On the surface, Vegas might look like a good idea. The 623,000 residents of Sin City are relatively prosperous, and the population is growing at an annual rate of 8 percent. The tourism industry is booming: 42 million visitors arrive each year to unload more than $6 billion of their hard-earned pay. Hockey is the first sport to set up shop in the last major U.S. metropolitan area without a pro franchise. “We think this is a tremendously exciting opportunity,” NHL commissioner Gary Bettman told the media at a press conference to announce the unholy alliance, “not only for Las Vegas, but for the league as well.” The league and the as-yet-unnamed new franchise did not respond to requests for comment.
But there’s one glaring negative that’s making hockey heads spin all over North America: the dismal legacy of another NHL attempt 300 miles southeast of Vegas. The Arizona Coyotes is a fine hockey team oozing with young talent and the youngest general manager in professional sports, the well-respected 27-year-old John Chayka. But the positives end there. In 2015, despite finishing in the middle of the pack in the Pacific Division, the Coyotes reported a loss of nearly $35 million. The franchise is worth $220 million, making it the second least valuable team in the NHL.
The league has had to pay the price for the Coyotes’ worst failings. When former owner Jerry Moyes filed for bankruptcy in 2009, the league had to take over the team’s daily operations for four years. During that time, the NHL refused to sell the Coyotes to Canadian billionaire Jim Balsillie because the former CEO of BlackBerry’s parent company planned to relocate the club to hockey-crazy Hamilton, Ontario, which occupies a road-trip-friendly location between the Toronto Maple Leafs and the Buffalo Sabres. The Coyotes declined to comment.

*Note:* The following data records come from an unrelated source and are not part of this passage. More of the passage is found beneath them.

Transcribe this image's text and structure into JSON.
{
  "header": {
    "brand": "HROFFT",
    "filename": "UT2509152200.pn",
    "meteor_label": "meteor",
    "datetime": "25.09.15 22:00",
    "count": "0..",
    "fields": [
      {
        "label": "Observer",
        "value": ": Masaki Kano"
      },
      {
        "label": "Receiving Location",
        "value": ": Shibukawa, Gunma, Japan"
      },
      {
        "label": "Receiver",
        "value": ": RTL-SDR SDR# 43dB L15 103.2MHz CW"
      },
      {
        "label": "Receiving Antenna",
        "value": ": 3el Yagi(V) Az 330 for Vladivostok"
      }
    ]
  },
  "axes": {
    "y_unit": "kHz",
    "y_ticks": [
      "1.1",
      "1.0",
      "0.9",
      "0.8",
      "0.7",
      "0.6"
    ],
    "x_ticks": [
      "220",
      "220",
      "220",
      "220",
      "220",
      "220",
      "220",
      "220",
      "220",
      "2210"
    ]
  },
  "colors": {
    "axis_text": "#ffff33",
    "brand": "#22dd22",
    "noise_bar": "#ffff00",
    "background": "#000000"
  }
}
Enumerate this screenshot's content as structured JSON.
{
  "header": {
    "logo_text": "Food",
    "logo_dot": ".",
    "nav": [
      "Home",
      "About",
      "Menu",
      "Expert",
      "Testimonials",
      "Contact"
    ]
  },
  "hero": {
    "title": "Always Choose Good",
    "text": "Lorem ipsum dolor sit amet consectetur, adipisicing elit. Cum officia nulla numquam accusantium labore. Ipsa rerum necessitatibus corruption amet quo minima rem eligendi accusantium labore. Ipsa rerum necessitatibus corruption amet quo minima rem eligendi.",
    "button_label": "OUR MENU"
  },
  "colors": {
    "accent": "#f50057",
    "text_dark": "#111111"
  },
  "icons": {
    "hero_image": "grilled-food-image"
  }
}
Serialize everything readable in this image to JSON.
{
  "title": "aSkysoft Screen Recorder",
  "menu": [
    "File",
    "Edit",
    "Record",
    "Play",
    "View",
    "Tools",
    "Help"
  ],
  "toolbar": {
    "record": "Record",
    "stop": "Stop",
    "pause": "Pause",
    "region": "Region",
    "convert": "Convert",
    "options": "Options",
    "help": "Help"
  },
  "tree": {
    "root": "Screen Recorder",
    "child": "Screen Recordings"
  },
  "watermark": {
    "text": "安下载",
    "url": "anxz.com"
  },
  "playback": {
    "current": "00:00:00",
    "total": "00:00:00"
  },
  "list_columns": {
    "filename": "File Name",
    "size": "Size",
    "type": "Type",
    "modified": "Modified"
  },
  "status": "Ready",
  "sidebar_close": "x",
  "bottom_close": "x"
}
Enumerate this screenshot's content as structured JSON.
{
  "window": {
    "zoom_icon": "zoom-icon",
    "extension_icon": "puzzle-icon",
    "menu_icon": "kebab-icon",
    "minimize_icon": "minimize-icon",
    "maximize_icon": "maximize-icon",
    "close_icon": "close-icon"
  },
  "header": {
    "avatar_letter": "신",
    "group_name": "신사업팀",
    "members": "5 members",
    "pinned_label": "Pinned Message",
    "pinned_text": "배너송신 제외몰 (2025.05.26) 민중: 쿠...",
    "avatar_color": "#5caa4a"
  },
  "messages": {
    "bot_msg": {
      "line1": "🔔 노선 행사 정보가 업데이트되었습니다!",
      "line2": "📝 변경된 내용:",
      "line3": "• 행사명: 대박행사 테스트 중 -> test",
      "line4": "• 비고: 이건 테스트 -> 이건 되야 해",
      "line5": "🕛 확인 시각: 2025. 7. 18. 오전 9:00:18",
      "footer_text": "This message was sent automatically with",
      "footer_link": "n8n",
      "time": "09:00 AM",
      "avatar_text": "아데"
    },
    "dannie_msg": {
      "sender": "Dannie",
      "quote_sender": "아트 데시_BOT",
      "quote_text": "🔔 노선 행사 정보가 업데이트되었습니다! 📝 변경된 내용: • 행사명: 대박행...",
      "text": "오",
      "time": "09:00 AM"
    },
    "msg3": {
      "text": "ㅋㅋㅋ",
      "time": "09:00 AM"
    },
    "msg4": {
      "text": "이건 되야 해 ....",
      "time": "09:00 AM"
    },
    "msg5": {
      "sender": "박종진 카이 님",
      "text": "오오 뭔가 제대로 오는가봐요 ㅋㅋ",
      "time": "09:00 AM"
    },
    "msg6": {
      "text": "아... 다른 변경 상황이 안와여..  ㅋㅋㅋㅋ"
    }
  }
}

Why is the NHL so adamant about keeping the Arizona Coyotes in Glendale and doubling down on its pursuit of frozen glory in the desert Southwest? One explanation may be the decreased value of the Canadian dollar, which makes it tough for franchises to succeed north of the border. (NHL salaries are paid in U.S. funds or indexed to the U.S. dollar.) Maybe it’s Canuckophobia — the fear of having too many Canadian teams that nobody in the American TV market gives a rat’s ass about. But if the Arizona Coyotes are any indication of the kind of profits the league can expect from another desert team, what’s the point? “There is no evidence that Las Vegas can support any major league–level team, let alone an NHL team in a nontraditional hockey market,” says Joel Maxcy, associate professor of sports management at Drexel.
Already, it’s difficult for any new franchise to make money. Even the Minnesota Wild, which joined the NHL in 2000 through expansion, wasn’t profitable for the first nine years — and that was in one of the best American hockey markets. The only certainty in this scenario is that the 30 current franchises get to split Las Vegas’ $500 million expansion fee. At the news conference, Bettman claimed, “This expansion comes at a time when our game is more competitive than ever … and the business and future opportunities for the business are greater than ever.” Opportunity is one thing; a viable market is another. Watching how the NHL has handled the Coyotes, it won’t be surprising to see the league rescuing the Las Vegas team in a few years from a metaphorical sandstorm.